** TASK INPUT follows **

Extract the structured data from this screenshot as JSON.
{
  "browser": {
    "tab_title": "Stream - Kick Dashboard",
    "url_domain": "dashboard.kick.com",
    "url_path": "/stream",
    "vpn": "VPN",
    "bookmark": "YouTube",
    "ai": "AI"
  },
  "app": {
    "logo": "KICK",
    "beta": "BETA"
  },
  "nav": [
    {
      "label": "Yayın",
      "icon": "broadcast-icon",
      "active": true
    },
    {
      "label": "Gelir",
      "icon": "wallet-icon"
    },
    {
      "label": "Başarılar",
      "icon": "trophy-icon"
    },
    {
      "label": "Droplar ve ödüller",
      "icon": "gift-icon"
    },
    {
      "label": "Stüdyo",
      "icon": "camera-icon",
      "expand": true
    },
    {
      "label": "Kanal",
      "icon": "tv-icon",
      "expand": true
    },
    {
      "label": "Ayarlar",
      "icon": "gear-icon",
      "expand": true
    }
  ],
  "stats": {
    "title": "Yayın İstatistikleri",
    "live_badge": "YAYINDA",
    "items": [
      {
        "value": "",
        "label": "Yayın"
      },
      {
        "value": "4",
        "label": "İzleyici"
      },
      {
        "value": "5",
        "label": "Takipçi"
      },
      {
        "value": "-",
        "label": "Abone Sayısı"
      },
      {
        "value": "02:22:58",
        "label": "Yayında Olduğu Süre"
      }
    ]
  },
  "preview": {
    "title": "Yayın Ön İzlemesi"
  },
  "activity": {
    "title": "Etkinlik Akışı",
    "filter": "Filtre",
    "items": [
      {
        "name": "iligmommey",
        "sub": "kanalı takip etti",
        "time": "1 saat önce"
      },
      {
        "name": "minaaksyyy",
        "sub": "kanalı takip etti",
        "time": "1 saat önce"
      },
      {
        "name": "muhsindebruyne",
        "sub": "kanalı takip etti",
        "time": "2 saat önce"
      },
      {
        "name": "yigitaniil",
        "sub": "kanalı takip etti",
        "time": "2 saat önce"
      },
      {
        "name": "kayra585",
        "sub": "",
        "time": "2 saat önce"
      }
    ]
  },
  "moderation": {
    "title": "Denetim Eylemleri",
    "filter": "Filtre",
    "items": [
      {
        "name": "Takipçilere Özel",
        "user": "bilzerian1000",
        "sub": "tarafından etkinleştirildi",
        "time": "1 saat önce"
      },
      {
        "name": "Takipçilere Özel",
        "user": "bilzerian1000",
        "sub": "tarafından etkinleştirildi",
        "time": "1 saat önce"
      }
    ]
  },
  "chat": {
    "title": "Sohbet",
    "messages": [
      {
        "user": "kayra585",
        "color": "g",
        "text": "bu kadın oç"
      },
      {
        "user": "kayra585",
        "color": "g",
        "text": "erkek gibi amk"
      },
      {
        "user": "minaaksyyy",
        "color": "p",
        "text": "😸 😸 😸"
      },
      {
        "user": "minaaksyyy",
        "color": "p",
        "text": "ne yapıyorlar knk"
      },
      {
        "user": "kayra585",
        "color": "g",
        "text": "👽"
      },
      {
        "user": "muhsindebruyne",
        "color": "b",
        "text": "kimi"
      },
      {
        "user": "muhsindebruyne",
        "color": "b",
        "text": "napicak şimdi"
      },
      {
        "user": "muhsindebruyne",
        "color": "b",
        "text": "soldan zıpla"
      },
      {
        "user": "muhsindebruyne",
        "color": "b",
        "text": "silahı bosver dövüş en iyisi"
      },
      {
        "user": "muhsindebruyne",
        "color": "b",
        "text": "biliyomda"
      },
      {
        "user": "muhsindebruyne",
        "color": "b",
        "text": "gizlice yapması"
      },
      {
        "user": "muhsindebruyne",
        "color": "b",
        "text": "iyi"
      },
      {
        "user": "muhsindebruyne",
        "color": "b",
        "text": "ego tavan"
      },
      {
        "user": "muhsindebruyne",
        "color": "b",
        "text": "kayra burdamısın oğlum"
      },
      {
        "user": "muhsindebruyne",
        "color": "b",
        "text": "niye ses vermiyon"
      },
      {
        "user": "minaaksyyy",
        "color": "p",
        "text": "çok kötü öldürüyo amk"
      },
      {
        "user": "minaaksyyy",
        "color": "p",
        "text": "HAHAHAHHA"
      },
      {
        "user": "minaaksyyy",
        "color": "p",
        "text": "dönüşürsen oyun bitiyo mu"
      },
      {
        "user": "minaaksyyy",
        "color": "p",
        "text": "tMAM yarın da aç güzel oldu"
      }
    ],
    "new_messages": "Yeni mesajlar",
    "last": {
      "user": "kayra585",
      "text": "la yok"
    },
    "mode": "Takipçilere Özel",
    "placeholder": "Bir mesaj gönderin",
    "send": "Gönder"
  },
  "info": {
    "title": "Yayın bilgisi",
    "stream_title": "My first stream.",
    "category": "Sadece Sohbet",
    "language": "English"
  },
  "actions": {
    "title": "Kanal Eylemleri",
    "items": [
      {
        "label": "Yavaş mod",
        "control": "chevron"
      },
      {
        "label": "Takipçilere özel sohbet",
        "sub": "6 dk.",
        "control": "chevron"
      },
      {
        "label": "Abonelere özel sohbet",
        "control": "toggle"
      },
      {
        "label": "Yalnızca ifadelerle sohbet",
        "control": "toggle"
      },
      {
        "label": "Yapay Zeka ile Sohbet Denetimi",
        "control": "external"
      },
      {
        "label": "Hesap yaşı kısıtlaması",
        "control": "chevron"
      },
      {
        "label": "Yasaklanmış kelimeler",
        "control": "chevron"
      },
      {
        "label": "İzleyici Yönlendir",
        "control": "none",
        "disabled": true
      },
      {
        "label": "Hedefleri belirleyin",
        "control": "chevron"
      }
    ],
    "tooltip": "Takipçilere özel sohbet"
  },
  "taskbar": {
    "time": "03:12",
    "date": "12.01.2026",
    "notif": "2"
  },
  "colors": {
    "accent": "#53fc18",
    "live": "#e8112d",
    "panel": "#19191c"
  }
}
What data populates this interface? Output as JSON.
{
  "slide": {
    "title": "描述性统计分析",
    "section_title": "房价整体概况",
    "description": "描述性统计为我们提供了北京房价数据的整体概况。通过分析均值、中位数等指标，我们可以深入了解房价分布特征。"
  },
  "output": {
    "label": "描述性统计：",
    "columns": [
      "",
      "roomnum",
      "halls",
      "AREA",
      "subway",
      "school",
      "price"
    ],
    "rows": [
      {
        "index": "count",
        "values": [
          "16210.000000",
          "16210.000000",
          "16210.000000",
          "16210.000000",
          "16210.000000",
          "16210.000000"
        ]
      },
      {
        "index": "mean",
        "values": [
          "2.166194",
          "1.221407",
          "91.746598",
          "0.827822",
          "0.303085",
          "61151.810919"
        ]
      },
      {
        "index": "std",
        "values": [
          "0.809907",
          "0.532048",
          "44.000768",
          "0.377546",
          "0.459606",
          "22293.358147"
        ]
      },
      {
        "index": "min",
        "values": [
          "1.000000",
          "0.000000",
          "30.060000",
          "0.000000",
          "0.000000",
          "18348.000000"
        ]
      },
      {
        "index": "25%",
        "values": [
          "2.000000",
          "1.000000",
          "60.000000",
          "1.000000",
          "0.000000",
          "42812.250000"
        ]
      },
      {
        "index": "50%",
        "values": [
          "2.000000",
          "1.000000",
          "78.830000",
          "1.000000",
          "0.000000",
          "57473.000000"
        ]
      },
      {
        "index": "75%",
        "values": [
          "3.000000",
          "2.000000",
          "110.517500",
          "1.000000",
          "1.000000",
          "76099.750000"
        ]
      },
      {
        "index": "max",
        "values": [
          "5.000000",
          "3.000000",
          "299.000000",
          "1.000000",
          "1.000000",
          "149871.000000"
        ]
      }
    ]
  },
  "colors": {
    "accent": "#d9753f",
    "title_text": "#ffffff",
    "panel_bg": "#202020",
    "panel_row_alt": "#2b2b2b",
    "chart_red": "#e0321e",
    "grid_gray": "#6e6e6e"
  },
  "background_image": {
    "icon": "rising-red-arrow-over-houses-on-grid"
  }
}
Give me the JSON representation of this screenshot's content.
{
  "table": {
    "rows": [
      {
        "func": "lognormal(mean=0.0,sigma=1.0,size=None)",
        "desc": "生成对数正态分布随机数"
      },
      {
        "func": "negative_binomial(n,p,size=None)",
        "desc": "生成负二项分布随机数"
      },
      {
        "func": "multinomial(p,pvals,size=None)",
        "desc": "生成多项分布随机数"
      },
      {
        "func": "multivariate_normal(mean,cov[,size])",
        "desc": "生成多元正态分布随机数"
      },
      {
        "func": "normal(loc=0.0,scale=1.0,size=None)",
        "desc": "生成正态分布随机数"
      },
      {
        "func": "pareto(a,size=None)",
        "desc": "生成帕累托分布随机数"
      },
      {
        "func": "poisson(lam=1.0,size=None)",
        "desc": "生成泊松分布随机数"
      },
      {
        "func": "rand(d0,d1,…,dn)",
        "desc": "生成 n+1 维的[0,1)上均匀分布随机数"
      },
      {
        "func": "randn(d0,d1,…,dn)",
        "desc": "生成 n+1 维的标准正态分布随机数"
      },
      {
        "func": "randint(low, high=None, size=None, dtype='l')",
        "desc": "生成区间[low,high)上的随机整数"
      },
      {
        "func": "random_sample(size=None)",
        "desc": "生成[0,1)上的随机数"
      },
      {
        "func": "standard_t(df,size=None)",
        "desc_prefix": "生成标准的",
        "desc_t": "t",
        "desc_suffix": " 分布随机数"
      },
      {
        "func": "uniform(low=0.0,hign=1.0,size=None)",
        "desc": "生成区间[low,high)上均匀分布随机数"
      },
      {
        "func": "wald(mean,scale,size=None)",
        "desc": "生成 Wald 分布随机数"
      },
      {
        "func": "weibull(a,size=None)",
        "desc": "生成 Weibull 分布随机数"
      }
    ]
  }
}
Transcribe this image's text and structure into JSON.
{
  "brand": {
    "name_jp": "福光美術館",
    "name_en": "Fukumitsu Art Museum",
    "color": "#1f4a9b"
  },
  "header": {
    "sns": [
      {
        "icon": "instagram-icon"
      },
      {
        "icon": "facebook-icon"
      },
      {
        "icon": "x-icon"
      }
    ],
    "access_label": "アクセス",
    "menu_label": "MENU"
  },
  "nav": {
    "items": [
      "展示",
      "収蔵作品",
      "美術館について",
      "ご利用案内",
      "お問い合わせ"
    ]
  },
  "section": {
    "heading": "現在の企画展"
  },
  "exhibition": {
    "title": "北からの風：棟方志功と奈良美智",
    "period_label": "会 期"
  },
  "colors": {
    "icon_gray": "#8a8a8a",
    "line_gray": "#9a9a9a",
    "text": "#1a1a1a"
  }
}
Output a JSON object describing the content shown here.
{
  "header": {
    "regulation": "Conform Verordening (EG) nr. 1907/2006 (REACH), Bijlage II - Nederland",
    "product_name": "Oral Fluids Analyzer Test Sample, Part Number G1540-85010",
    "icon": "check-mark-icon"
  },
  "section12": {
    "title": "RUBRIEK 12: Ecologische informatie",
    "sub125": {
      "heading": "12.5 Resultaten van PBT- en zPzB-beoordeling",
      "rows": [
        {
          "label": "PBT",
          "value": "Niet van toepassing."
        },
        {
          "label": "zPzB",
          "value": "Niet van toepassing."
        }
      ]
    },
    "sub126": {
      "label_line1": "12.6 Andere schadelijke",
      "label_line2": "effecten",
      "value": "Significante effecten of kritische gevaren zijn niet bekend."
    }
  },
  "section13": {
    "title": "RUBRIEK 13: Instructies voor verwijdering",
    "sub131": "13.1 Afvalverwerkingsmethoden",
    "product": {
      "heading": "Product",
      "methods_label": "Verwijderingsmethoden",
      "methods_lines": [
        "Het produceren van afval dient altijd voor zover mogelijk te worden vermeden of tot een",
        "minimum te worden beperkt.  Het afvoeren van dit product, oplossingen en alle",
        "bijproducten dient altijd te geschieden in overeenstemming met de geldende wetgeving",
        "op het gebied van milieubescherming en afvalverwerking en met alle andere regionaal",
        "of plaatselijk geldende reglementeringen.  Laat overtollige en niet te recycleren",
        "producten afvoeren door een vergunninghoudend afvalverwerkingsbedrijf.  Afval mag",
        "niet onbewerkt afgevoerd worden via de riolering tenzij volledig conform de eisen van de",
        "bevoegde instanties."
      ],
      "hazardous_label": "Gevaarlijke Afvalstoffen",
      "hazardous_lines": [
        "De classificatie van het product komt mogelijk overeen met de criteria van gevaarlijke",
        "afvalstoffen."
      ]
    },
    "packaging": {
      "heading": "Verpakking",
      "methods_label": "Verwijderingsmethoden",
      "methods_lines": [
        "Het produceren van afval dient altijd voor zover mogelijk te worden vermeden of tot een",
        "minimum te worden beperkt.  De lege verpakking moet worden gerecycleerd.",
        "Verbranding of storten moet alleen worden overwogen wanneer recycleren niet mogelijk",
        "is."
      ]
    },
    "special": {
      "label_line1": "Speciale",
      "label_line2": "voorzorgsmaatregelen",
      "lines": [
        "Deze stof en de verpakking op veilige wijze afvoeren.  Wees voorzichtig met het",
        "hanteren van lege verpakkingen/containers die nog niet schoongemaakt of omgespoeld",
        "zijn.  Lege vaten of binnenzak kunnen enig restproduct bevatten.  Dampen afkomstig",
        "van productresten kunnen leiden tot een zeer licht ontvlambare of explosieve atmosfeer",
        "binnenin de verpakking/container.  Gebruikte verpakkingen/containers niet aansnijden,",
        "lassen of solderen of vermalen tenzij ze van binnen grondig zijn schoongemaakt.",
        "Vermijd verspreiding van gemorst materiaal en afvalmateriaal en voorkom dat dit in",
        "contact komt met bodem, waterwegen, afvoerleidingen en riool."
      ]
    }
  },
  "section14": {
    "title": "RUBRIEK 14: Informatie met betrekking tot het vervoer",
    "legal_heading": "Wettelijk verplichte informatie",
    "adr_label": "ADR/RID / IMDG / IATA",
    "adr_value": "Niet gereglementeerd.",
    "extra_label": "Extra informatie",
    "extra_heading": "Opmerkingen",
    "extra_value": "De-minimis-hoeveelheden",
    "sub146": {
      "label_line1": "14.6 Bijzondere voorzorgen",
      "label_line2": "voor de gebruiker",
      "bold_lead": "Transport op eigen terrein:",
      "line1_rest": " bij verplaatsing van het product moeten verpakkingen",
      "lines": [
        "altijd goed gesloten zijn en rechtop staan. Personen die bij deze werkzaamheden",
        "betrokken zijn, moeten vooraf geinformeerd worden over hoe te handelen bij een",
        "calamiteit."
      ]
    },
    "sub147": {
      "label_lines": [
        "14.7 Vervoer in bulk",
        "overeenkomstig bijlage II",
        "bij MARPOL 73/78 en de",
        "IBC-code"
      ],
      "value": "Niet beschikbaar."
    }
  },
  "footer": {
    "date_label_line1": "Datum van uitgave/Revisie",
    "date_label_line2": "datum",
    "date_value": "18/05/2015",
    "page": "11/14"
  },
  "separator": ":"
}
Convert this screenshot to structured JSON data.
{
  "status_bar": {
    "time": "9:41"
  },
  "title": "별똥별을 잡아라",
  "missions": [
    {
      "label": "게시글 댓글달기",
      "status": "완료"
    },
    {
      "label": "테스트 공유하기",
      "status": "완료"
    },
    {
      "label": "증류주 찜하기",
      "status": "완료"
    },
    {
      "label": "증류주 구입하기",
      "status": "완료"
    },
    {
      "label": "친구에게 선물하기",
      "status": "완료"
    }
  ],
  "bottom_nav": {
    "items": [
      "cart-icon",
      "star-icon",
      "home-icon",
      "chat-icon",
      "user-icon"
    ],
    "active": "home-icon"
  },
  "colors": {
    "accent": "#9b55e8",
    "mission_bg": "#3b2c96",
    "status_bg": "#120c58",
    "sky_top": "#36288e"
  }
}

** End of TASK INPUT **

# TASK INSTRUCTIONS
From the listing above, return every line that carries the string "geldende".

# RESULT OF THIS TASK
        "bijproducten dient altijd te geschieden in overeenstemming met de geldende wetgeving",
        "of plaatselijk geldende reglementeringen.  Laat overtollige en niet te recycleren",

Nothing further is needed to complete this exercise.